Task brief: Among the entries that follow, how many lines contain the string "swatch"? Answer with that number only.

Source data:
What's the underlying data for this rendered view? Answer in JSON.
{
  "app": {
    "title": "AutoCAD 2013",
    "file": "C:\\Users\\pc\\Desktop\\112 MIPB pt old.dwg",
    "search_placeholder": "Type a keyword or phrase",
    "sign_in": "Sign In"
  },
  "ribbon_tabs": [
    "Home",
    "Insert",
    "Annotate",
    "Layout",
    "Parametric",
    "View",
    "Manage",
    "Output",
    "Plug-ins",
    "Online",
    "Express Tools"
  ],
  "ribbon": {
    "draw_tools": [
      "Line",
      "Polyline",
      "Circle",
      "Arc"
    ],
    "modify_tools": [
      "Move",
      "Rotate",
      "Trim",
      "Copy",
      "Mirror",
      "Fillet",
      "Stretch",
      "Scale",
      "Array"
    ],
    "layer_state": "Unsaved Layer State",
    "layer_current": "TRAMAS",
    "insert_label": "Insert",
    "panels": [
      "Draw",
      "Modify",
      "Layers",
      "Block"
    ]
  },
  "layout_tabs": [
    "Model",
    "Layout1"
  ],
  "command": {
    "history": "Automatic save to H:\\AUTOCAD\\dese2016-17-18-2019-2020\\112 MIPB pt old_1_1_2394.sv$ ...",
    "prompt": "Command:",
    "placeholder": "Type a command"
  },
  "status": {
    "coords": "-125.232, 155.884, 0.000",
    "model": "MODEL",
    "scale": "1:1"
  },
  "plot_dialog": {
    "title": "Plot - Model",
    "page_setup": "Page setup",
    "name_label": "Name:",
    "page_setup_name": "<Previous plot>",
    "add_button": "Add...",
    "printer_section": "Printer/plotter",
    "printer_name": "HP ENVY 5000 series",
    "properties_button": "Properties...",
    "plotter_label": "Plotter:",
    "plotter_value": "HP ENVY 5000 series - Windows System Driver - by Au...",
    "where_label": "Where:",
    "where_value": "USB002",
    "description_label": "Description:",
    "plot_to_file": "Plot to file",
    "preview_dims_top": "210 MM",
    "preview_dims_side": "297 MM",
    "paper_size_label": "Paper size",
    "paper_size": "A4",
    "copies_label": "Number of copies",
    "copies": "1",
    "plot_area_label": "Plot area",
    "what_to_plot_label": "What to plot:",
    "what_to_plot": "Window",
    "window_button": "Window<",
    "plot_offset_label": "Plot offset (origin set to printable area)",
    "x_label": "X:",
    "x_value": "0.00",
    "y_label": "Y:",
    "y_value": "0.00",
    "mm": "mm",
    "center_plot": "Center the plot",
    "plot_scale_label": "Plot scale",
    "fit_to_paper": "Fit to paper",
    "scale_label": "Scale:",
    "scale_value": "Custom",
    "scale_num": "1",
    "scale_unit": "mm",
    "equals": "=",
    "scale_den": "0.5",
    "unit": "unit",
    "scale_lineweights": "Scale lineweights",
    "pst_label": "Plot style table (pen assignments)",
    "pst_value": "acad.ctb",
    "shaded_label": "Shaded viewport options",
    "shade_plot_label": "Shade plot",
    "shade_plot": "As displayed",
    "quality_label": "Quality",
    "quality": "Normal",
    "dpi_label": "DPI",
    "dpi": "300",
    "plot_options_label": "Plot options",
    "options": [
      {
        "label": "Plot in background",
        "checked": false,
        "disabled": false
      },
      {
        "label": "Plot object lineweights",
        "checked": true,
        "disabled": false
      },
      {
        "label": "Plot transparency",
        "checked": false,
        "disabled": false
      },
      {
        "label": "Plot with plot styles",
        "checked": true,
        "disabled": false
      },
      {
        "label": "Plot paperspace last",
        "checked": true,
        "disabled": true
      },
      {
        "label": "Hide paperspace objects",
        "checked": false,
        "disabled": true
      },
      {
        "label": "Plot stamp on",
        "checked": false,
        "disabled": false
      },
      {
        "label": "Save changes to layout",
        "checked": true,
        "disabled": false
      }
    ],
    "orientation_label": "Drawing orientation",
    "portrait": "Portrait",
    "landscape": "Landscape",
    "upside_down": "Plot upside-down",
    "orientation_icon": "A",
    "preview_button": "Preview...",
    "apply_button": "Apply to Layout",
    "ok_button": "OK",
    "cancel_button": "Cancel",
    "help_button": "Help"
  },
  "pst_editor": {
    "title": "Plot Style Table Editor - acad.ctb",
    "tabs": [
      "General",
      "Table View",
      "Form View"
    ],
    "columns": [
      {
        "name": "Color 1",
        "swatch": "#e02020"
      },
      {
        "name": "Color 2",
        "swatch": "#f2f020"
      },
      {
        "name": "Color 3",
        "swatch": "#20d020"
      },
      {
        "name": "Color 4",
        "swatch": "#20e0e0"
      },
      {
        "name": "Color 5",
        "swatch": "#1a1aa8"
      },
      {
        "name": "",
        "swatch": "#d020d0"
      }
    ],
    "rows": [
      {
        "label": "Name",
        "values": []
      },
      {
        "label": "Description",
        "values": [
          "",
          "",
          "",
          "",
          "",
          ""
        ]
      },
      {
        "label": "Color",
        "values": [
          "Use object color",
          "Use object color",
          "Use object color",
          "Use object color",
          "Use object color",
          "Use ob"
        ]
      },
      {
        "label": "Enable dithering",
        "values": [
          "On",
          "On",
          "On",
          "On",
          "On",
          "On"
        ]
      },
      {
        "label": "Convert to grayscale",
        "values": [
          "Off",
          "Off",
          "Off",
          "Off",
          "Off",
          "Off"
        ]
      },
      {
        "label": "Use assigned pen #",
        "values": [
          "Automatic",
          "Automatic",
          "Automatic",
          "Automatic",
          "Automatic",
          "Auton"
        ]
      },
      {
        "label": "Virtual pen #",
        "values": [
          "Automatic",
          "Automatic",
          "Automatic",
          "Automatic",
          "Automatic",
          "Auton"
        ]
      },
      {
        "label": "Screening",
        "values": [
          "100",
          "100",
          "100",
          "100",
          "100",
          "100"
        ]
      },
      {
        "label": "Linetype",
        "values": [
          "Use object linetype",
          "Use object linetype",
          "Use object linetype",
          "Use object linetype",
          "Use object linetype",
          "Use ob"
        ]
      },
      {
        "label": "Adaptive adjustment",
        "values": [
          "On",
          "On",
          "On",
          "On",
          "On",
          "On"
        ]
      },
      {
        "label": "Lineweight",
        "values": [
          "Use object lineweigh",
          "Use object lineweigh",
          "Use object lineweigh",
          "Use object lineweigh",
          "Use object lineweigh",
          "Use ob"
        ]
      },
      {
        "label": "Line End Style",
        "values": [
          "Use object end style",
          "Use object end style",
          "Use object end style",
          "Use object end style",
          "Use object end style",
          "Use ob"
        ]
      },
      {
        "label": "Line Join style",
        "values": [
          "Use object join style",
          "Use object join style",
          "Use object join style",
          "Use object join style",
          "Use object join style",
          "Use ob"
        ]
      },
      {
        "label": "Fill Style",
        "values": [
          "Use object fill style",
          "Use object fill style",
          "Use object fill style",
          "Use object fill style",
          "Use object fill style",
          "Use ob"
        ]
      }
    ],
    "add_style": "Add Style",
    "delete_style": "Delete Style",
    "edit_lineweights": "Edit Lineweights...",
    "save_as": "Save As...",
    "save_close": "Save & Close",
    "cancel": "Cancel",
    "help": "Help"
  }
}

Task output: 6